As computer power and memory continue to be commoditized, the pressure towards
developing more complex, embedded, safety-critical software keeps
growing. However, the resulting exponential growth of software verification and
validation (V&V) and its certification are significant obstacles; It is often
said that half the development cost of a complex, safety-critical system such as
a commercial aircraft is currently absorbed by software certification. This cost
becomes increasingly unbearable by industry, and may constitute a show-stopper
for emerging systems, such as commercial autonomous unmanned aerial systems and
autonomous cars. Many software V&V challenges can be traced to "intrinsic
complexity", which makes certain advanced, e.g. autonomous, software-borne
technologies out of reach for safety-critical applications.
The FEANICSES project is articulated around the identified need to support the
analysis of system-level properties such as stability, robustness and
performance, at all stages of the system development including code level. The
underlying predicate justifying FEANICSES is that all these properties can be
expressed as numerical invariants over the system states, e.g. using Lyapunov
functions.
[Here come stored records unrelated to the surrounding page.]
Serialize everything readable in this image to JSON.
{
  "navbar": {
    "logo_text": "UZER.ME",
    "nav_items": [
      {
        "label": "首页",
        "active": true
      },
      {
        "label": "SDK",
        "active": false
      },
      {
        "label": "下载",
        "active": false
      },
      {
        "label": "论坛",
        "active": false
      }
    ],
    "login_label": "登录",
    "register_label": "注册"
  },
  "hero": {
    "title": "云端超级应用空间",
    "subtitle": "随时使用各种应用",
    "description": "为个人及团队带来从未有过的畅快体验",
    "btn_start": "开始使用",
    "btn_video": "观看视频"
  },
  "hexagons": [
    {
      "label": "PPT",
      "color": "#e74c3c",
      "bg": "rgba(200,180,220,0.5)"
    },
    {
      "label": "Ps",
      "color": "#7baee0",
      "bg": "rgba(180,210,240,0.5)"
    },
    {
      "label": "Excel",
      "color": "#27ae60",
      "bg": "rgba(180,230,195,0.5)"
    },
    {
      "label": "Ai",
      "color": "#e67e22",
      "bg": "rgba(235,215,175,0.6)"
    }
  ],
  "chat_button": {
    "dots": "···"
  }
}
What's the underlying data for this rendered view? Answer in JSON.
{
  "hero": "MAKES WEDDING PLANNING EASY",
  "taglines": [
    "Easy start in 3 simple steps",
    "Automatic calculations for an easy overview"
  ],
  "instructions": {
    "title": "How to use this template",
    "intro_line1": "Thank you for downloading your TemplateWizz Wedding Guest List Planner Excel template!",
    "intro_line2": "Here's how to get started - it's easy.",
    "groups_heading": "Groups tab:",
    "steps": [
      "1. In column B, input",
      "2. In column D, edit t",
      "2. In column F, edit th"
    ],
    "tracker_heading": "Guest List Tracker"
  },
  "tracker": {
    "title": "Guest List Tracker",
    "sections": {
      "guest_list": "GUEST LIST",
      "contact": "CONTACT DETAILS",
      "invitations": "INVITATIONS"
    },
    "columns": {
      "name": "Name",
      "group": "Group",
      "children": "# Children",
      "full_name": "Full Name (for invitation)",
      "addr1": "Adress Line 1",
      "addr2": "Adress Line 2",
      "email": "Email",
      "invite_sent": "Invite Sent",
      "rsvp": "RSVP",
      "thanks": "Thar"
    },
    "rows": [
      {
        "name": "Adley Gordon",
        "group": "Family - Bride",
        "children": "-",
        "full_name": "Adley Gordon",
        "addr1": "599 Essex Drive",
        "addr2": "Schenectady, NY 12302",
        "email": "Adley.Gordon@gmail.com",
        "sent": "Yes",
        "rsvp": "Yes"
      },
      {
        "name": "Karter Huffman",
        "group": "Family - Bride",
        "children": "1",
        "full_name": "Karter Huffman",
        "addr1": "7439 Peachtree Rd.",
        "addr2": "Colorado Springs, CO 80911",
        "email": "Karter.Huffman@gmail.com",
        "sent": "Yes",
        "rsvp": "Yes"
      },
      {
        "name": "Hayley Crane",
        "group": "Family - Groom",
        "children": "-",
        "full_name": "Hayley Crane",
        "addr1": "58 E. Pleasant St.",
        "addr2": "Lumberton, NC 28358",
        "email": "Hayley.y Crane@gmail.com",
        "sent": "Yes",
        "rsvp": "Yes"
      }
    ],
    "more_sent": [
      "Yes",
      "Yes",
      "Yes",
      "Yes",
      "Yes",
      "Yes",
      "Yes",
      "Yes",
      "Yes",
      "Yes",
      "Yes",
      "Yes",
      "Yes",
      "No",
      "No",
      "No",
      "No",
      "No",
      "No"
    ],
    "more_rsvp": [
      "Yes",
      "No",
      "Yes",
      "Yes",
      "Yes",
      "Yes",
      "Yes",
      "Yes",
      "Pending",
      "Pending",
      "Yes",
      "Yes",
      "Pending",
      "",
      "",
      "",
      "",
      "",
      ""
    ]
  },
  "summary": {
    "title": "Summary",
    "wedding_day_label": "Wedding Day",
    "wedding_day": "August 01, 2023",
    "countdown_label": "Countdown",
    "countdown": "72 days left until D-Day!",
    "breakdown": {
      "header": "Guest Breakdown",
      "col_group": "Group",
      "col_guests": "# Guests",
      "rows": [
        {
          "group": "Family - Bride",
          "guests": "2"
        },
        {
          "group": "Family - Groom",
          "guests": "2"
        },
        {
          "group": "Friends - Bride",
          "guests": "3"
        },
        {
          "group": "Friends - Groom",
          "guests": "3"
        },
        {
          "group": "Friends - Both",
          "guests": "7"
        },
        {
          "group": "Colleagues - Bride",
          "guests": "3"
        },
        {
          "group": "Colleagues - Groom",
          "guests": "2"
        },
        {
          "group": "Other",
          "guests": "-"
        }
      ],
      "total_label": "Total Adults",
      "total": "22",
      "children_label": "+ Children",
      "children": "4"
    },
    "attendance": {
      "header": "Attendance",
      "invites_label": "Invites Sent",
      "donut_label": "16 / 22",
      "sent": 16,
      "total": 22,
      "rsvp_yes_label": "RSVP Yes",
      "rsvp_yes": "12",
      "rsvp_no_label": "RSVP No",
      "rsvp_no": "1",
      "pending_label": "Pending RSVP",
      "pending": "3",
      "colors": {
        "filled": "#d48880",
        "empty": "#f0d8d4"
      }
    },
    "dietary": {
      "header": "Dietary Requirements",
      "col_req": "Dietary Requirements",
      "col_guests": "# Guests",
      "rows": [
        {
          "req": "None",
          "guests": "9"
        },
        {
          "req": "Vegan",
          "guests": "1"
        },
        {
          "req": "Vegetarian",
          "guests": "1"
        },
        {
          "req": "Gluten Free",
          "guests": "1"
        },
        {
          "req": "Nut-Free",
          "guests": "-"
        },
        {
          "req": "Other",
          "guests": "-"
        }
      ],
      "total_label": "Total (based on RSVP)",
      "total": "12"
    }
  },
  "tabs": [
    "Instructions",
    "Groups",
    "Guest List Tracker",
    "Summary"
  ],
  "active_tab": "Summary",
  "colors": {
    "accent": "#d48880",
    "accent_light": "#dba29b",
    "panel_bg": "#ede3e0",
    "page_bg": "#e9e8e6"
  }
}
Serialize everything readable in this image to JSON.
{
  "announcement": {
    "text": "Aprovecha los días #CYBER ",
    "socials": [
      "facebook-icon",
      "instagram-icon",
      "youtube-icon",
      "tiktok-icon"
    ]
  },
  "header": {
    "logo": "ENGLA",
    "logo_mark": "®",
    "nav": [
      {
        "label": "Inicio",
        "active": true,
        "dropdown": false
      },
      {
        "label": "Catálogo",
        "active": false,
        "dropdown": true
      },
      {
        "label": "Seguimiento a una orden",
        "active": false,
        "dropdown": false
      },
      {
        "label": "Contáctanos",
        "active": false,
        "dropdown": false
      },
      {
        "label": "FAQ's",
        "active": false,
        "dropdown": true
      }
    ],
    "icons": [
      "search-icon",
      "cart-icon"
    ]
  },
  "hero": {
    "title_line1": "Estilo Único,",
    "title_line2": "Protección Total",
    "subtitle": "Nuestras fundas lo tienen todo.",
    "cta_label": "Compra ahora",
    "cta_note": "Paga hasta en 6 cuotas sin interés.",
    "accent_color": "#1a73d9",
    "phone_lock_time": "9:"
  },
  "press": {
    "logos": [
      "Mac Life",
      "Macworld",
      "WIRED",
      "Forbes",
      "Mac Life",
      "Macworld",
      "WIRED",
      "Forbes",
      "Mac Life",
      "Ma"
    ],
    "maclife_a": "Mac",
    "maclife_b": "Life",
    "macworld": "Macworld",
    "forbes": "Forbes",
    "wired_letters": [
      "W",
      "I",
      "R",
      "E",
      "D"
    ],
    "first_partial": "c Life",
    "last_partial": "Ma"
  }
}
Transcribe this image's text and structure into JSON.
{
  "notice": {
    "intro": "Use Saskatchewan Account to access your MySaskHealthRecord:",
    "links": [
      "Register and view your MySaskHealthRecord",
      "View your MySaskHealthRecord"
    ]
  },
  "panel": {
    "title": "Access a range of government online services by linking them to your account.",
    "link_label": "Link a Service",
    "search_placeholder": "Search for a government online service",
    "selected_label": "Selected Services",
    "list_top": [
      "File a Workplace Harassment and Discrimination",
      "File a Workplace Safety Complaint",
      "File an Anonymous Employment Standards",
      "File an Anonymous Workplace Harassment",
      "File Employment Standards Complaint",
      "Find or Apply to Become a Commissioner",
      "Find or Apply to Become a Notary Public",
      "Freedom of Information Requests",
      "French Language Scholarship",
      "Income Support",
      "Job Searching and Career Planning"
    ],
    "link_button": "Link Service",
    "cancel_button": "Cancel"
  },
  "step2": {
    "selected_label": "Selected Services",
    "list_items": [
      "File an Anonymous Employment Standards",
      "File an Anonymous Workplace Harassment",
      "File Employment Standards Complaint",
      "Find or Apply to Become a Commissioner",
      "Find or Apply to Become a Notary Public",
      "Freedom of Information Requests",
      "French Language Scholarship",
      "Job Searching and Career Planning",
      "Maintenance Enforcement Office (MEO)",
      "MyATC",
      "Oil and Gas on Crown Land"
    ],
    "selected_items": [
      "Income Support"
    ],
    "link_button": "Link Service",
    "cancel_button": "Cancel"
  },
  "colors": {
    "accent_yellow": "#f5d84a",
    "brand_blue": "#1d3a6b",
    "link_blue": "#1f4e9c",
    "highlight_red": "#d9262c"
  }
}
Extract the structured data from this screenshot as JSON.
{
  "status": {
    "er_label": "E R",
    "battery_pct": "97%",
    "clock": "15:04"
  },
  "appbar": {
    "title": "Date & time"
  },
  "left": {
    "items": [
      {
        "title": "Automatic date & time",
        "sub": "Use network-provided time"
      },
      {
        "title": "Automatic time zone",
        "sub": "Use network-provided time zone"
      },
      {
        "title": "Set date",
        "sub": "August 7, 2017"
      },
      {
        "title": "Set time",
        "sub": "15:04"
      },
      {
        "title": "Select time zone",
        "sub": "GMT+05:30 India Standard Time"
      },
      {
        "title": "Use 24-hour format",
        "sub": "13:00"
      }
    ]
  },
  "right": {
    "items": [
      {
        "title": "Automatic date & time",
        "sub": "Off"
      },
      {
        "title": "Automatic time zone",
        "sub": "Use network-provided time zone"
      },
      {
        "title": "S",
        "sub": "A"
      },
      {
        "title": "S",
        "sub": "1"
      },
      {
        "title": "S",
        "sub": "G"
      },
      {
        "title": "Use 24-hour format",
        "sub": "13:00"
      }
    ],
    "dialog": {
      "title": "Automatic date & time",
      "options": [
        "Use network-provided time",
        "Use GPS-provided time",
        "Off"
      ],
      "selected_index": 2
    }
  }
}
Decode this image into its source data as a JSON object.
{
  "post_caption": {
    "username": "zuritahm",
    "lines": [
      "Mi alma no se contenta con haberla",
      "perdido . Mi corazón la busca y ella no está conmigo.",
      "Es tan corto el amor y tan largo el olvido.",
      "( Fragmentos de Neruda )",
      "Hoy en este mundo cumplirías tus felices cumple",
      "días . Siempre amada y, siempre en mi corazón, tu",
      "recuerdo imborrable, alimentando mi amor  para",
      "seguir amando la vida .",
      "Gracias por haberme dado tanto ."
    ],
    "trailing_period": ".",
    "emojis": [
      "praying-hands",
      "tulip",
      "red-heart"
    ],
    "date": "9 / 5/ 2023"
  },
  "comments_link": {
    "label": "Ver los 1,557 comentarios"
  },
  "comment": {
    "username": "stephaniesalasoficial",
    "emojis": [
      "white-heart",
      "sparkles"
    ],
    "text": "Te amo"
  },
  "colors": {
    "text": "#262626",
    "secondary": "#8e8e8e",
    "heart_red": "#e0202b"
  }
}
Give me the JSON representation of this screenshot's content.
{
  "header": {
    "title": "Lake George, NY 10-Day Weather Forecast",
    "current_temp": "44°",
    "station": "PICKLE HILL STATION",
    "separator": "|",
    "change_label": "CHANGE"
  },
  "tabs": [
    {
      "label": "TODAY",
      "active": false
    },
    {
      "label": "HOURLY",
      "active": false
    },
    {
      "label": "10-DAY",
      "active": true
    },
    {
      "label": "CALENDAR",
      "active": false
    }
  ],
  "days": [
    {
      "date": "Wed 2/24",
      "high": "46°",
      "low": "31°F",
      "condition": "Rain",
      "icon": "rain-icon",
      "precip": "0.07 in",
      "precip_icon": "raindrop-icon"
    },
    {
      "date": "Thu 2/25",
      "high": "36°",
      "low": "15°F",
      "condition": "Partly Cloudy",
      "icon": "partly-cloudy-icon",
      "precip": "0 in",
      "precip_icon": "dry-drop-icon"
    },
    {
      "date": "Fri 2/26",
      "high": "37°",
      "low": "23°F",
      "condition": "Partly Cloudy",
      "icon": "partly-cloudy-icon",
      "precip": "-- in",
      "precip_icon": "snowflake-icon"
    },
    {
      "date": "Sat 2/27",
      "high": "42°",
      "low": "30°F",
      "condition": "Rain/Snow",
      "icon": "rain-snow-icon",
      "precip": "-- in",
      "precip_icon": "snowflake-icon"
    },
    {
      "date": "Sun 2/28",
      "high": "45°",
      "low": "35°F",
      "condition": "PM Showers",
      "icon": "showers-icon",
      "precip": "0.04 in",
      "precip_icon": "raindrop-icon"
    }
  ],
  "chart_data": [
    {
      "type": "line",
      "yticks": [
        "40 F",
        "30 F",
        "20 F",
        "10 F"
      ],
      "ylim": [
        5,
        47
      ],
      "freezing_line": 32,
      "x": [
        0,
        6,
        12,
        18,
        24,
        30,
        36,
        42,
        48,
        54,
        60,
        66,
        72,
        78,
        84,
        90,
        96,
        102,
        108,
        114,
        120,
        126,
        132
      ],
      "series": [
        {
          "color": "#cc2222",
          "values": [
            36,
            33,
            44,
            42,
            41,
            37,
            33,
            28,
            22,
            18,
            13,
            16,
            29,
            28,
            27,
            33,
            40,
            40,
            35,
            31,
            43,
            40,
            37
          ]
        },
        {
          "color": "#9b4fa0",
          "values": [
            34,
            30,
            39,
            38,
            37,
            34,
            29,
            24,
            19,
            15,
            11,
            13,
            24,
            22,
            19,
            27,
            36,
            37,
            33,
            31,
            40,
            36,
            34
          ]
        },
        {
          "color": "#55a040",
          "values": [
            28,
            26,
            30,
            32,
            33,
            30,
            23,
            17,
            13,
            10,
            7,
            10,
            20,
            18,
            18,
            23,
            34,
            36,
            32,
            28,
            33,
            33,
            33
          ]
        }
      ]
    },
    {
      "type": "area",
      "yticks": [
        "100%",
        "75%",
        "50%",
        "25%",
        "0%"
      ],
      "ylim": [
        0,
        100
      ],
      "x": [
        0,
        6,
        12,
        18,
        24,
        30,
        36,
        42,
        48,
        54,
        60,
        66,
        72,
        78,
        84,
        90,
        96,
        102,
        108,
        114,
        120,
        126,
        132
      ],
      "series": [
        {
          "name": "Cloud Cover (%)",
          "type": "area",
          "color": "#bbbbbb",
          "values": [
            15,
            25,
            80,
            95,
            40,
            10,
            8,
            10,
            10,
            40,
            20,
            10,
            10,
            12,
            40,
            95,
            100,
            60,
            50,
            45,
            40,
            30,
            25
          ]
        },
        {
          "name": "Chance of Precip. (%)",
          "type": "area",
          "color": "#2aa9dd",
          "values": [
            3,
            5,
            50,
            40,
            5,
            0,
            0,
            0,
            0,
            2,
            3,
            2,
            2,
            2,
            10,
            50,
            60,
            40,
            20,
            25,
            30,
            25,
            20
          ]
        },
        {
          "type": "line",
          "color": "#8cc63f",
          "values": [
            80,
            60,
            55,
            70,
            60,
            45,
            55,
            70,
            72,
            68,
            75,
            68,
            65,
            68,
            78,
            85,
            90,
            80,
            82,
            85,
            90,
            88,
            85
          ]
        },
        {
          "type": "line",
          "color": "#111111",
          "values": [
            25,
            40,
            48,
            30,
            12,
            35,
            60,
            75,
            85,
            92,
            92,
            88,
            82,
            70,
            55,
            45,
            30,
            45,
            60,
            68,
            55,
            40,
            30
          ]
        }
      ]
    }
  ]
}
The approach proposed combines the expression of such properties and
the definition of non linear static analysis techniques.
This interdisciplinary proposal will widely impact the industry practices
supporting the making of safety-critical, software-enabled functions, and
yielding faster convergence towards a consensus about the quality of the
software, and its eventual certification.
FEANICSES results will include an integrated analysis toolchain to analyze
complex cyber-physical systems. The toolchain will support the end-to-end
analysis of a controlled system including its system-level properties. The
toolchain’s final goal is to reduce software certification time and demonstrate
this on several representative use cases.
The author of this summary is the project coordinator, who is responsible for the content of this summary. The ANR declines any responsibility as for its contents.
ONERA DTIS ONERA
Help of the ANR 300,254 euros
Beginning and duration of the scientific project: January 2018 - 48 Months